What the task asks:
Retype the entries below without any change.

Input data:
##############################

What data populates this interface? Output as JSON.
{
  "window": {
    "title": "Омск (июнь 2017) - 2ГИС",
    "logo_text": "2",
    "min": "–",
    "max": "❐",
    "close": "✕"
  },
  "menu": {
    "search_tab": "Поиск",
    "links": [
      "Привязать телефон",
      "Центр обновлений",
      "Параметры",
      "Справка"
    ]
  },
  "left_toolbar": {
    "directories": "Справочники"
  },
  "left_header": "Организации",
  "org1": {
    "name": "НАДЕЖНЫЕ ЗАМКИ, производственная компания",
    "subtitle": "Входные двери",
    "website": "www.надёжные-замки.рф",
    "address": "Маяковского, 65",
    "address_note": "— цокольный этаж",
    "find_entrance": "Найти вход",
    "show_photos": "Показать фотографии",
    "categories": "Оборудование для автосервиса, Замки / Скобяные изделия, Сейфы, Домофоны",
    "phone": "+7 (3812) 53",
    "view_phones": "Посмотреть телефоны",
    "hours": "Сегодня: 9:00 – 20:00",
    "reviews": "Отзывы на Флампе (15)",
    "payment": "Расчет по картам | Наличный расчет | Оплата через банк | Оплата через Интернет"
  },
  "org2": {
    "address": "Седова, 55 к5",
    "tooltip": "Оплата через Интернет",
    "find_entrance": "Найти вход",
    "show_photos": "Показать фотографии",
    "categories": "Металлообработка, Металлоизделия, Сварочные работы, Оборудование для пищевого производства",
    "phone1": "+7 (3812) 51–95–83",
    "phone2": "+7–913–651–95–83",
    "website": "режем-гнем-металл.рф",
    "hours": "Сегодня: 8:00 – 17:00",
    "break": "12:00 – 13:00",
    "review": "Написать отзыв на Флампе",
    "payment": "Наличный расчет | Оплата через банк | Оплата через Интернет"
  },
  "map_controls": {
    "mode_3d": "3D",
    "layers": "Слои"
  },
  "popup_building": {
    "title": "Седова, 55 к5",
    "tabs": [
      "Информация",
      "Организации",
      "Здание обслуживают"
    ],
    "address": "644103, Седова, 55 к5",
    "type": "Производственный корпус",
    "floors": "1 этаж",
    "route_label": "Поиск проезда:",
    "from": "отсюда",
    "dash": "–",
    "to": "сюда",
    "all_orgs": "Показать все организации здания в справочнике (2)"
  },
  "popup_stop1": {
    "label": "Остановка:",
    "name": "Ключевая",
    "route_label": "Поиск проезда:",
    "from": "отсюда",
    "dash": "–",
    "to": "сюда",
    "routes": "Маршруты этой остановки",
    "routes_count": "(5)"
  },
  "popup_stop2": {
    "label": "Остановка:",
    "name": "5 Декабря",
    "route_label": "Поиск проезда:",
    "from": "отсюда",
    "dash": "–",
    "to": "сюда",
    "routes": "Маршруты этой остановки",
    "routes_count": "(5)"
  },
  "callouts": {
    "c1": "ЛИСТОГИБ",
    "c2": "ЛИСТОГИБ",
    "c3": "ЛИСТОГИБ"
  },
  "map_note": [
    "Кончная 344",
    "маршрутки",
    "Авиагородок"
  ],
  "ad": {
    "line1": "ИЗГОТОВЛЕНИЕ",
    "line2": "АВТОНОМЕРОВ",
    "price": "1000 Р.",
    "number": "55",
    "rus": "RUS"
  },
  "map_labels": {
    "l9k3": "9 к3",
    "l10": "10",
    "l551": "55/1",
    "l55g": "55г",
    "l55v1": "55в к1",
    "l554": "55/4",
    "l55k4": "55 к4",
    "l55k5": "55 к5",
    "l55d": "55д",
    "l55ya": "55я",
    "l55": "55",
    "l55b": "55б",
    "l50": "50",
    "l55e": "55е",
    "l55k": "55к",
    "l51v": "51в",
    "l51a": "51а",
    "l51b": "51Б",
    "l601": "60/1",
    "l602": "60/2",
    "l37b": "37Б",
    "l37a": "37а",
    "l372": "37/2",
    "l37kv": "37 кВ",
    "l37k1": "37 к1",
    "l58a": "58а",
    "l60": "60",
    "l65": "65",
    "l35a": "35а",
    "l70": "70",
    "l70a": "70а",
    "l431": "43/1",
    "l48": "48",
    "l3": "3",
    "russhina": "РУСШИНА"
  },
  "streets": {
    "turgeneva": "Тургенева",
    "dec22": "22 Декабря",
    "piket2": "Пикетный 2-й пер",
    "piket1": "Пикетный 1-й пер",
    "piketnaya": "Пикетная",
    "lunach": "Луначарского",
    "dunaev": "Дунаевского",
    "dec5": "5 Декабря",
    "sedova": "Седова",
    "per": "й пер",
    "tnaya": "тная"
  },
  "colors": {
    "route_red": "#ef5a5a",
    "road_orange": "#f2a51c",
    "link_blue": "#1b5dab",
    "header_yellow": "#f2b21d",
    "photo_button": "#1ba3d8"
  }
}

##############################

Exercise solution:
What data populates this interface? Output as JSON.
{
  "window": {
    "title": "Омск (июнь 2017) - 2ГИС",
    "logo_text": "2",
    "min": "–",
    "max": "❐",
    "close": "✕"
  },
  "menu": {
    "search_tab": "Поиск",
    "links": [
      "Привязать телефон",
      "Центр обновлений",
      "Параметры",
      "Справка"
    ]
  },
  "left_toolbar": {
    "directories": "Справочники"
  },
  "left_header": "Организации",
  "org1": {
    "name": "НАДЕЖНЫЕ ЗАМКИ, производственная компания",
    "subtitle": "Входные двери",
    "website": "www.надёжные-замки.рф",
    "address": "Маяковского, 65",
    "address_note": "— цокольный этаж",
    "find_entrance": "Найти вход",
    "show_photos": "Показать фотографии",
    "categories": "Оборудование для автосервиса, Замки / Скобяные изделия, Сейфы, Домофоны",
    "phone": "+7 (3812) 53",
    "view_phones": "Посмотреть телефоны",
    "hours": "Сегодня: 9:00 – 20:00",
    "reviews": "Отзывы на Флампе (15)",
    "payment": "Расчет по картам | Наличный расчет | Оплата через банк | Оплата через Интернет"
  },
  "org2": {
    "address": "Седова, 55 к5",
    "tooltip": "Оплата через Интернет",
    "find_entrance": "Найти вход",
    "show_photos": "Показать фотографии",
    "categories": "Металлообработка, Металлоизделия, Сварочные работы, Оборудование для пищевого производства",
    "phone1": "+7 (3812) 51–95–83",
    "phone2": "+7–913–651–95–83",
    "website": "режем-гнем-металл.рф",
    "hours": "Сегодня: 8:00 – 17:00",
    "break": "12:00 – 13:00",
    "review": "Написать отзыв на Флампе",
    "payment": "Наличный расчет | Оплата через банк | Оплата через Интернет"
  },
  "map_controls": {
    "mode_3d": "3D",
    "layers": "Слои"
  },
  "popup_building": {
    "title": "Седова, 55 к5",
    "tabs": [
      "Информация",
      "Организации",
      "Здание обслуживают"
    ],
    "address": "644103, Седова, 55 к5",
    "type": "Производственный корпус",
    "floors": "1 этаж",
    "route_label": "Поиск проезда:",
    "from": "отсюда",
    "dash": "–",
    "to": "сюда",
    "all_orgs": "Показать все организации здания в справочнике (2)"
  },
  "popup_stop1": {
    "label": "Остановка:",
    "name": "Ключевая",
    "route_label": "Поиск проезда:",
    "from": "отсюда",
    "dash": "–",
    "to": "сюда",
    "routes": "Маршруты этой остановки",
    "routes_count": "(5)"
  },
  "popup_stop2": {
    "label": "Остановка:",
    "name": "5 Декабря",
    "route_label": "Поиск проезда:",
    "from": "отсюда",
    "dash": "–",
    "to": "сюда",
    "routes": "Маршруты этой остановки",
    "routes_count": "(5)"
  },
  "callouts": {
    "c1": "ЛИСТОГИБ",
    "c2": "ЛИСТОГИБ",
    "c3": "ЛИСТОГИБ"
  },
  "map_note": [
    "Кончная 344",
    "маршрутки",
    "Авиагородок"
  ],
  "ad": {
    "line1": "ИЗГОТОВЛЕНИЕ",
    "line2": "АВТОНОМЕРОВ",
    "price": "1000 Р.",
    "number": "55",
    "rus": "RUS"
  },
  "map_labels": {
    "l9k3": "9 к3",
    "l10": "10",
    "l551": "55/1",
    "l55g": "55г",
    "l55v1": "55в к1",
    "l554": "55/4",
    "l55k4": "55 к4",
    "l55k5": "55 к5",
    "l55d": "55д",
    "l55ya": "55я",
    "l55": "55",
    "l55b": "55б",
    "l50": "50",
    "l55e": "55е",
    "l55k": "55к",
    "l51v": "51в",
    "l51a": "51а",
    "l51b": "51Б",
    "l601": "60/1",
    "l602": "60/2",
    "l37b": "37Б",
    "l37a": "37а",
    "l372": "37/2",
    "l37kv": "37 кВ",
    "l37k1": "37 к1",
    "l58a": "58а",
    "l60": "60",
    "l65": "65",
    "l35a": "35а",
    "l70": "70",
    "l70a": "70а",
    "l431": "43/1",
    "l48": "48",
    "l3": "3",
    "russhina": "РУСШИНА"
  },
  "streets": {
    "turgeneva": "Тургенева",
    "dec22": "22 Декабря",
    "piket2": "Пикетный 2-й пер",
    "piket1": "Пикетный 1-й пер",
    "piketnaya": "Пикетная",
    "lunach": "Луначарского",
    "dunaev": "Дунаевского",
    "dec5": "5 Декабря",
    "sedova": "Седова",
    "per": "й пер",
    "tnaya": "тная"
  },
  "colors": {
    "route_red": "#ef5a5a",
    "road_orange": "#f2a51c",
    "link_blue": "#1b5dab",
    "header_yellow": "#f2b21d",
    "photo_button": "#1ba3d8"
  }
}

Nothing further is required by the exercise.